IV. Conclusions

This paper makes an initial attempt to investigate the risk spillover of the Russia-Ukraine war and oil price on Asian Islamic Stocks and Bitcoin using a quantile-based connectedness approach. The major findings provide indications of variance in the quantile structure of the connectivity system among oil price, Asian Islamic Stocks and Bitcoin. The Russia-Ukraine war panic shocks appear to propagate more effectively at the extreme conditional tails than at the conditional mean or median. The economic rationale behind this result can be explained by investor herding behavior (de Long et al., 1990), implying that negative mood promotes loss aversion and herding tendency in noise traders as well as irrational investor behavior. Policymakers are, therefore, advised to understand the patterns of return spillovers, especially during extreme market conditions, and subsequently intervene by establishing policies and tactics that would enable the smooth recovery of markets following difficult positive or negative market situations.
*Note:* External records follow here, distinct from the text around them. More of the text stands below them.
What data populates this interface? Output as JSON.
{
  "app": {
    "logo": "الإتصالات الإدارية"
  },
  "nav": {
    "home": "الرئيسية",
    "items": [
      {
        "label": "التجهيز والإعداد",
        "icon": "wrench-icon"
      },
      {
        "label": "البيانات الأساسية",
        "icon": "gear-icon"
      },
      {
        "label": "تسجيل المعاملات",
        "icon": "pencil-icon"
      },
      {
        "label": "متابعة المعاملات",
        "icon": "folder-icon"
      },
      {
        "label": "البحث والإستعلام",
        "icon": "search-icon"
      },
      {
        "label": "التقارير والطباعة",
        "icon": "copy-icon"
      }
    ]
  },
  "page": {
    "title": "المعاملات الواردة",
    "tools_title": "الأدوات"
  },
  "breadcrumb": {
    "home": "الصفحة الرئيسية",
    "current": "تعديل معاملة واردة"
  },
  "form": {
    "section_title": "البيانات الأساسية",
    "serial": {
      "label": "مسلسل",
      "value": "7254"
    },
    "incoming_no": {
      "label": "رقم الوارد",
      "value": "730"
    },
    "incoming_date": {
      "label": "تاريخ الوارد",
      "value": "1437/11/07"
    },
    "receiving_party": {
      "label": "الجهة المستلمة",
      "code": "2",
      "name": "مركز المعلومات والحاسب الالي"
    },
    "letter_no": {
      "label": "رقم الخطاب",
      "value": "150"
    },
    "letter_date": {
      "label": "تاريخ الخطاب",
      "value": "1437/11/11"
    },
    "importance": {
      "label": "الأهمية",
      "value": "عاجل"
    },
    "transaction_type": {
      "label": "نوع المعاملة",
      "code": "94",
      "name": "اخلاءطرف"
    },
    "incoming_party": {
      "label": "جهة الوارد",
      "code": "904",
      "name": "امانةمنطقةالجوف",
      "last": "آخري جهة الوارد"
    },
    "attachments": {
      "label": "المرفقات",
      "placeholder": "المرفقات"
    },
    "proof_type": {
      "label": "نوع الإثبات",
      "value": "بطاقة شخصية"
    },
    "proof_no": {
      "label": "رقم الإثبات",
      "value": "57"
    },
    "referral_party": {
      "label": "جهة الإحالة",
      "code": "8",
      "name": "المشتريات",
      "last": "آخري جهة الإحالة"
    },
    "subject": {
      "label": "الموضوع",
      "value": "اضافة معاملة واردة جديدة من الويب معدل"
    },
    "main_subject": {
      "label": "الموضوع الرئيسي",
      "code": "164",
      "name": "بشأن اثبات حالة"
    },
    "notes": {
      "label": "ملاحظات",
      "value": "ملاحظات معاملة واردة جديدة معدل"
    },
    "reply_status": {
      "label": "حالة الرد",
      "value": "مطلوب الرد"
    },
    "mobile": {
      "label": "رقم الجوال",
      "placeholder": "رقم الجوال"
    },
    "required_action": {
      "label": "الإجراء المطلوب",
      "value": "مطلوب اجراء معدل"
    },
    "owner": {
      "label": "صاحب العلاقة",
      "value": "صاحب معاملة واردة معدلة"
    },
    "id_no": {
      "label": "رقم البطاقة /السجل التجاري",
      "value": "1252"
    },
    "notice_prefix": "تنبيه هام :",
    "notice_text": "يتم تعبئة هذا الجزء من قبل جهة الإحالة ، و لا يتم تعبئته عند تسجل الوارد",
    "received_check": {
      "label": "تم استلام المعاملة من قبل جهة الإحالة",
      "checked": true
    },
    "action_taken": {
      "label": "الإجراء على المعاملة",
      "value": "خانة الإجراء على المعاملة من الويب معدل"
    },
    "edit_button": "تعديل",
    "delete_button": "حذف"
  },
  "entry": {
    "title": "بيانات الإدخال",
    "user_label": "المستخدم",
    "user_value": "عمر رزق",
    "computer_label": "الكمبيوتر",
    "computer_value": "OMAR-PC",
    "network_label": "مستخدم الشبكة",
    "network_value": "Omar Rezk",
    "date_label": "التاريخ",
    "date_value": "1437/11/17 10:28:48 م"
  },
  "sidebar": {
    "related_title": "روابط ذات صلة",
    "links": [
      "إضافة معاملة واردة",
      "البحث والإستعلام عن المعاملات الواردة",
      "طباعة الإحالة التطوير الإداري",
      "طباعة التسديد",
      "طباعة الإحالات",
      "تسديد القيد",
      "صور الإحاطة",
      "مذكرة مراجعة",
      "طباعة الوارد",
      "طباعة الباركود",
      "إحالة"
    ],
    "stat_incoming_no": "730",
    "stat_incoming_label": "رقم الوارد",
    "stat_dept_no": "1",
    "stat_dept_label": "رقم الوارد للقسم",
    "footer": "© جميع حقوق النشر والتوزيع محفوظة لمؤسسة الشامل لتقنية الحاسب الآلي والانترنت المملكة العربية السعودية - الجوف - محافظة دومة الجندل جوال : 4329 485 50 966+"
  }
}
  1. https://www.bbc.com/news/business-60680787

  2. https://impakter.com/ukraine-war-international-financial-institutions-to-provide-over-8-billion-in-assistance/

  3. https://www.hindustantimes.com/ht-insight/economy/effects-of-russia-ukraine-conflict-on-asian-economies-101653290378940.html

  4. https://www.zawya.com/en/economy/gcc/saudi-arabias-gdp-posts-highest-growth-in-11-years-reaching-118-in-q2-2022-xededdgi

  5. Wikipedia Trends and Google Trends are regarded as a statistic for expressing popular interest on a certain issue. Anxiety (stress) or intensity can be shown through intense interest. As a result, it enables the analysis of stock market responses (see Boungou & Yatié, 2022; Khalfaoui et al., 2022).

  6. Source: https://trends.google.com/trends/explore?q=Russia-Ukraine War

  7. Source: https://pageviews.wmcloud.org/?project=en.wikipedia.org&platform=all-access&agent=user&redirects=0&range=this-year&pages=Russo-Ukrainian_War